    Interesting info about Google's data farm. But the facts are that PC servers & blades run much hotter & less efficiently than larger systems - so how green is Google's operation? How eco-friendly is it to run mass numbers of energy inefficient servers?
    • Electricity is a huge expense for Google, so, they are working 24x7 to make

      them as green as humanly possible. The electricity is HUGE factor in the cost. I would not be surprised to see them use Sun multi-core chips in the future though.
    • Green

      Power is charged by max usage or peak for this type of system per time on. Google has over built the server system to lower the spikes in power usage, lowering the average kw used.
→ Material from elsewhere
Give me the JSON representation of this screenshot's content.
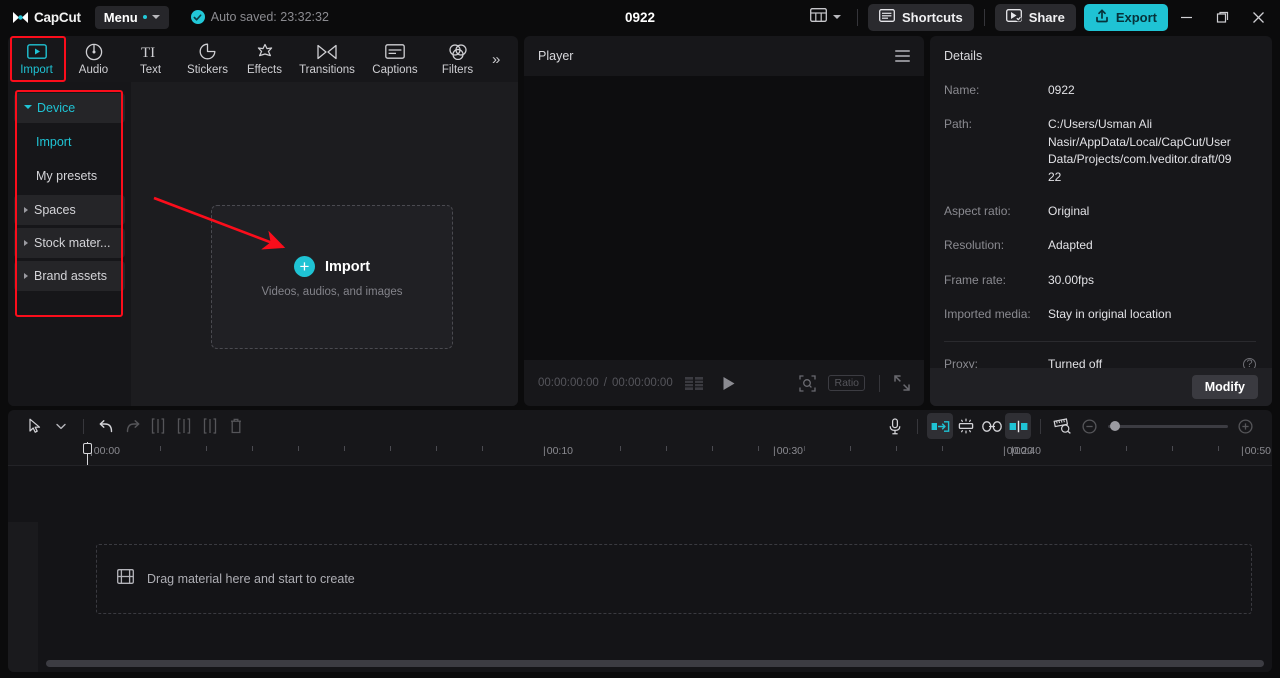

All power usage is average low to keep the power bill lower, and lessen electricity demand.
  • RE: Google: Rewriting the book on data centers

    Google`s data centers at various places and the massive structures of it`s operation creates a splendid inquisitive air on the minds of Google users(almost every body). Their type of work and "Do good" motto with the friendly atmosphere towards every of it`s employee with friendly air towars visitors have got very sober effects on unlookers. The giant servers coordinated and synchronized to do the job of serching is straight from "Star Trek"
  • Given Googles advantage of scale, and the fact that they can build the data

    centers faster and cheaper than anybody else, they will have a huge advantage for sometime to come. You can bet that Google will be leveraging all of the back-end processing power and storage to make their services more compelling that competitors.

    And, for those of us that can remember 5 MB limits on webmail, what Google has done to force competition is truly astounding.
  • Power issues are different at Google-scale

    Google's power issue is maintaining a steady level of
    demand - avoiding spikes - not minimizing power
    usage. That helps the power producers too.
    See more at <a
    target="_blank"> Google???s warehouse-size power
    problem</a> which reviews a Google paper on power.
    R Harris
  • Smart location

    Google chose wisely to build its Oregon data center nearby one of the Columbia River's largest hydro-electric dams, The Dalles Dam.
  • Recycle

    Simple system to recycle energy so who is buying the recycled energy from goggles center that should be about 100 Mw right? Or is goggles system just efficient without actually recycling that 100 Mw"? Just throwing that heat away? That looks like heat rejection on the top of the building. So if their throwing it away their not recycling.Thats a lot of money up in the air.